App and web page records
....................

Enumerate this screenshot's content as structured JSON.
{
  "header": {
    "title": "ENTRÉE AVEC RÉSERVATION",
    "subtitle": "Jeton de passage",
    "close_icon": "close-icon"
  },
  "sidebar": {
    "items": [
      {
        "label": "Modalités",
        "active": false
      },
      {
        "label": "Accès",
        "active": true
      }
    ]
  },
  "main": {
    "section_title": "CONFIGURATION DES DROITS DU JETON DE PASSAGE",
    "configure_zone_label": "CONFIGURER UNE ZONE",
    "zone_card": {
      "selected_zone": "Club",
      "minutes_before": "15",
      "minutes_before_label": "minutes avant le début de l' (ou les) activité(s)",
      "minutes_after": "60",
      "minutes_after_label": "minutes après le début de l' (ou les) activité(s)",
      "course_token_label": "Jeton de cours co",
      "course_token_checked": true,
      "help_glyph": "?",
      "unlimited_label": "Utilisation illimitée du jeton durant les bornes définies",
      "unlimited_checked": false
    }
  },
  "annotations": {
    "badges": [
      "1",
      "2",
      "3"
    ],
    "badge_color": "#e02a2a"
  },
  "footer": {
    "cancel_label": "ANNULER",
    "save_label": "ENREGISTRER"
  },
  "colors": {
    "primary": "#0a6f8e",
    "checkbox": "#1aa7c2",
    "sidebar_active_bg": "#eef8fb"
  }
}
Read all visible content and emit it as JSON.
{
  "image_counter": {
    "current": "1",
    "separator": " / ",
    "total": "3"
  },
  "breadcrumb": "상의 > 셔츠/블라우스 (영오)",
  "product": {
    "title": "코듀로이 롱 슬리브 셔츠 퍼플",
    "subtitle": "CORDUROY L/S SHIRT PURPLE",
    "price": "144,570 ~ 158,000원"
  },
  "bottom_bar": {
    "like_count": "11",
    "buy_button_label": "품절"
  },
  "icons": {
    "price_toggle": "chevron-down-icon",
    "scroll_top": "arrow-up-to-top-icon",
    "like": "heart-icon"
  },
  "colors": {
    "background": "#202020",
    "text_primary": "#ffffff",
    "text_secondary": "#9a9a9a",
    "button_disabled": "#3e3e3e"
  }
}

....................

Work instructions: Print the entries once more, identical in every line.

Solution to the exercise:
Enumerate this screenshot's content as structured JSON.
{
  "header": {
    "title": "ENTRÉE AVEC RÉSERVATION",
    "subtitle": "Jeton de passage",
    "close_icon": "close-icon"
  },
  "sidebar": {
    "items": [
      {
        "label": "Modalités",
        "active": false
      },
      {
        "label": "Accès",
        "active": true
      }
    ]
  },
  "main": {
    "section_title": "CONFIGURATION DES DROITS DU JETON DE PASSAGE",
    "configure_zone_label": "CONFIGURER UNE ZONE",
    "zone_card": {
      "selected_zone": "Club",
      "minutes_before": "15",
      "minutes_before_label": "minutes avant le début de l' (ou les) activité(s)",
      "minutes_after": "60",
      "minutes_after_label": "minutes après le début de l' (ou les) activité(s)",
      "course_token_label": "Jeton de cours co",
      "course_token_checked": true,
      "help_glyph": "?",
      "unlimited_label": "Utilisation illimitée du jeton durant les bornes définies",
      "unlimited_checked": false
    }
  },
  "annotations": {
    "badges": [
      "1",
      "2",
      "3"
    ],
    "badge_color": "#e02a2a"
  },
  "footer": {
    "cancel_label": "ANNULER",
    "save_label": "ENREGISTRER"
  },
  "colors": {
    "primary": "#0a6f8e",
    "checkbox": "#1aa7c2",
    "sidebar_active_bg": "#eef8fb"
  }
}
Read all visible content and emit it as JSON.
{
  "image_counter": {
    "current": "1",
    "separator": " / ",
    "total": "3"
  },
  "breadcrumb": "상의 > 셔츠/블라우스 (영오)",
  "product": {
    "title": "코듀로이 롱 슬리브 셔츠 퍼플",
    "subtitle": "CORDUROY L/S SHIRT PURPLE",
    "price": "144,570 ~ 158,000원"
  },
  "bottom_bar": {
    "like_count": "11",
    "buy_button_label": "품절"
  },
  "icons": {
    "price_toggle": "chevron-down-icon",
    "scroll_top": "arrow-up-to-top-icon",
    "like": "heart-icon"
  },
  "colors": {
    "background": "#202020",
    "text_primary": "#ffffff",
    "text_secondary": "#9a9a9a",
    "button_disabled": "#3e3e3e"
  }
}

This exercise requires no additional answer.